Management system: Cómo Design
Photos: José Hevia
Nordic Light on the Mediterranean: Library Conversion in Barcelona
Architects (Conversion and extension): OliverasBoixArquitectes
Location: Barcelona (ES)
Not under historical protection, but worth preserving, is what the architects OliveirasBoix thought concerning the redesign of the Biblioteca Albert Pérez Baró in Barcelona’s Montbau district. They carefully renovated the building, a former school from the 50s, freed it of interior fittings and expanded it with a new wing that can be recognized as contemporary only at second glance.
The Montbau district lies high above the centre of Barcelona on the slopes of Tibidabo, the mountain of the Catalan metropolis. It would be a privileged place to live if only the Ronda de Dalt freeway didn’t roar directly past residents’ front doors. The large-format apartment blocks were put up starting in the late 1950s and designed according to a master plan conceived by the architects Giráldez, López Iñigo and Subías.
The local school was also built at that time, giving a nod to recognizably Scandinavian models: the multi-wing, single-storey building with its shed roofs (which, interestingly, open to the south), displays clear parallels to Arne Jacobsen’s Munkegaard School in Gentofte, a town near Copenhagen. In the 1980s, two of the three wings were transformed into a municipal library established by the residents themselves.
Thirty years later, this structure had become dilapidated and too small. Demolition would have been possible, as the library was not protected as a historical monument. But the architects OliveirasBoix decided to clear out the inside of the striking building, then renovate and expand it instead. The third wing, which had had another use, now belongs to the library as well; moreover, the architects have added a further structure with a shed roof between the existing tracts. This echoes the shape and volume of the tracts, yet has glazed walls instead of masonry. Furthermore, it is supported by a light steel construction rather than a concrete skeleton.
The access has been reconfigured as well: the main entrance now leads from the south corner of the street into a central access area that runs the entire length of the library. Inside, OliveirasBoix had the dividing walls removed (and, where necessary, replaced with new, glazed surfaces), meaning the spaces can now be experienced to their full extent for the first time.
In order to bring the library energetically up to date, the architects had the roofs reinsulated and re-covered.
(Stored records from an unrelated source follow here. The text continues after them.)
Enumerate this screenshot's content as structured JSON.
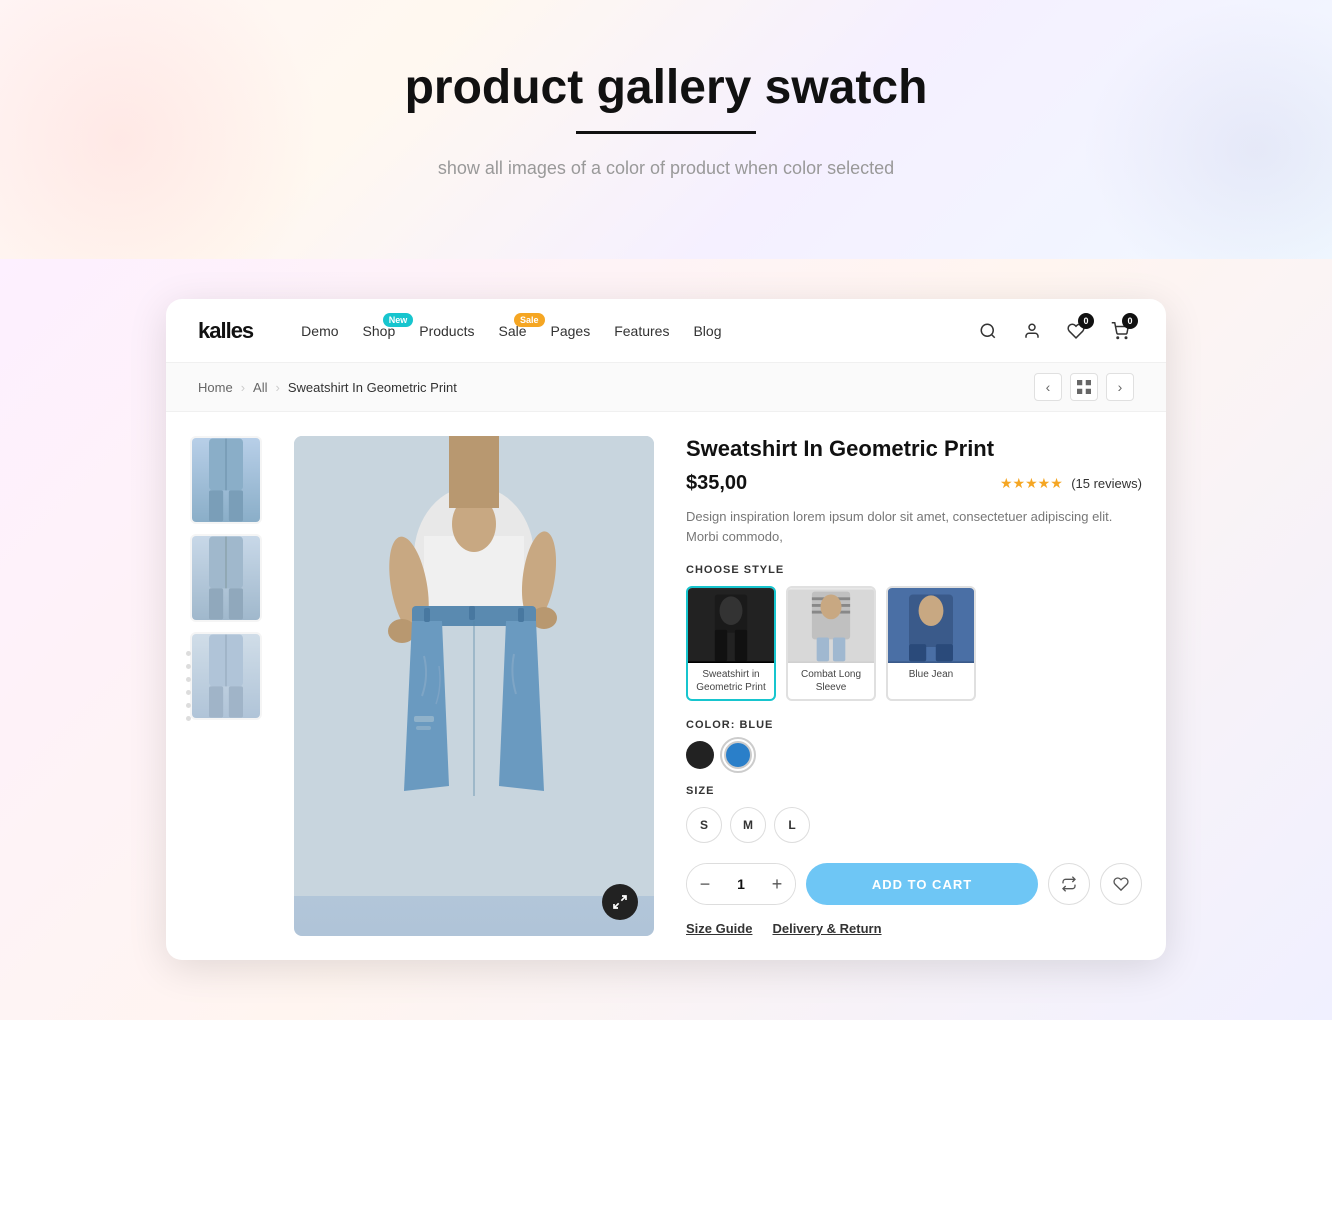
{
  "hero": {
    "title": "product gallery swatch",
    "subtitle": "show all images of a color of product when color selected"
  },
  "nav": {
    "logo": "kalles",
    "links": [
      {
        "label": "Demo",
        "badge": null
      },
      {
        "label": "Shop",
        "badge": "New",
        "badge_type": "new"
      },
      {
        "label": "Products",
        "badge": null
      },
      {
        "label": "Sale",
        "badge": "Sale",
        "badge_type": "sale"
      },
      {
        "label": "Pages",
        "badge": null
      },
      {
        "label": "Features",
        "badge": null
      },
      {
        "label": "Blog",
        "badge": null
      }
    ],
    "cart_count": "0",
    "wishlist_count": "0"
  },
  "breadcrumb": {
    "home": "Home",
    "all": "All",
    "current": "Sweatshirt In Geometric Print"
  },
  "product": {
    "name": "Sweatshirt In Geometric Print",
    "price": "$35,00",
    "rating": "★★★★★",
    "review_count": "(15 reviews)",
    "description": "Design inspiration lorem ipsum dolor sit amet, consectetuer adipiscing elit. Morbi commodo,",
    "choose_style_label": "CHOOSE STYLE",
    "styles": [
      {
        "label": "Sweatshirt in Geometric Print",
        "selected": true
      },
      {
        "label": "Combat Long Sleeve",
        "selected": false
      },
      {
        "label": "Blue Jean",
        "selected": false
      }
    ],
    "color_label": "COLOR: BLUE",
    "colors": [
      {
        "name": "black",
        "hex": "#222222",
        "selected": false
      },
      {
        "name": "blue",
        "hex": "#2a7fc9",
        "selected": true
      }
    ],
    "size_label": "SIZE",
    "sizes": [
      "S",
      "M",
      "L"
    ],
    "quantity": "1",
    "add_to_cart": "ADD TO CART",
    "links": [
      {
        "label": "Size Guide"
      },
      {
        "label": "Delivery & Return"
      }
    ]
  }
}
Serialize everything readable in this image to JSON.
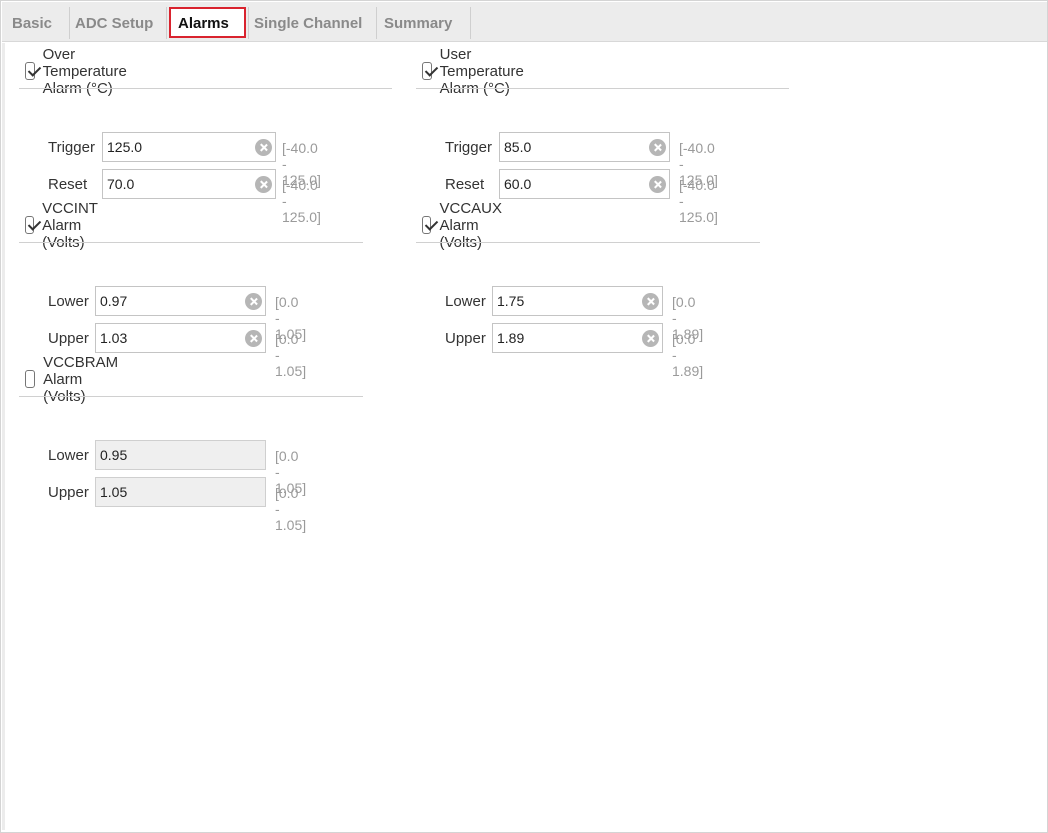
{
  "tabs": [
    {
      "label": "Basic",
      "active": false
    },
    {
      "label": "ADC Setup",
      "active": false
    },
    {
      "label": "Alarms",
      "active": true
    },
    {
      "label": "Single Channel",
      "active": false
    },
    {
      "label": "Summary",
      "active": false
    }
  ],
  "groups": {
    "over_temp": {
      "title": "Over Temperature Alarm (°C)",
      "checked": true,
      "fields": [
        {
          "label": "Trigger",
          "value": "125.0",
          "range": "[-40.0 - 125.0]"
        },
        {
          "label": "Reset",
          "value": "70.0",
          "range": "[-40.0 - 125.0]"
        }
      ]
    },
    "user_temp": {
      "title": "User Temperature Alarm (°C)",
      "checked": true,
      "fields": [
        {
          "label": "Trigger",
          "value": "85.0",
          "range": "[-40.0 - 125.0]"
        },
        {
          "label": "Reset",
          "value": "60.0",
          "range": "[-40.0 - 125.0]"
        }
      ]
    },
    "vccint": {
      "title": "VCCINT Alarm (Volts)",
      "checked": true,
      "fields": [
        {
          "label": "Lower",
          "value": "0.97",
          "range": "[0.0 - 1.05]"
        },
        {
          "label": "Upper",
          "value": "1.03",
          "range": "[0.0 - 1.05]"
        }
      ]
    },
    "vccaux": {
      "title": "VCCAUX Alarm (Volts)",
      "checked": true,
      "fields": [
        {
          "label": "Lower",
          "value": "1.75",
          "range": "[0.0 - 1.89]"
        },
        {
          "label": "Upper",
          "value": "1.89",
          "range": "[0.0 - 1.89]"
        }
      ]
    },
    "vccbram": {
      "title": "VCCBRAM Alarm (Volts)",
      "checked": false,
      "fields": [
        {
          "label": "Lower",
          "value": "0.95",
          "range": "[0.0 - 1.05]"
        },
        {
          "label": "Upper",
          "value": "1.05",
          "range": "[0.0 - 1.05]"
        }
      ]
    }
  }
}
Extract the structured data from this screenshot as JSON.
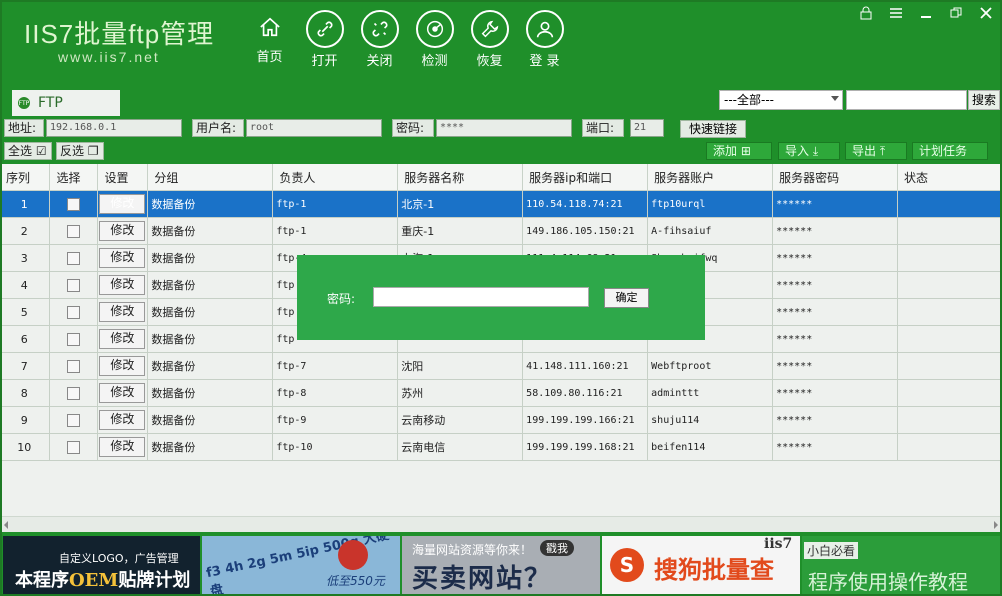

The brick walls were insulated to go with the striking concrete skeleton. Moreover, all the building’s services have been renewed. They now take up less space – and are practically invisible from the street – in a construction on the new shed roof.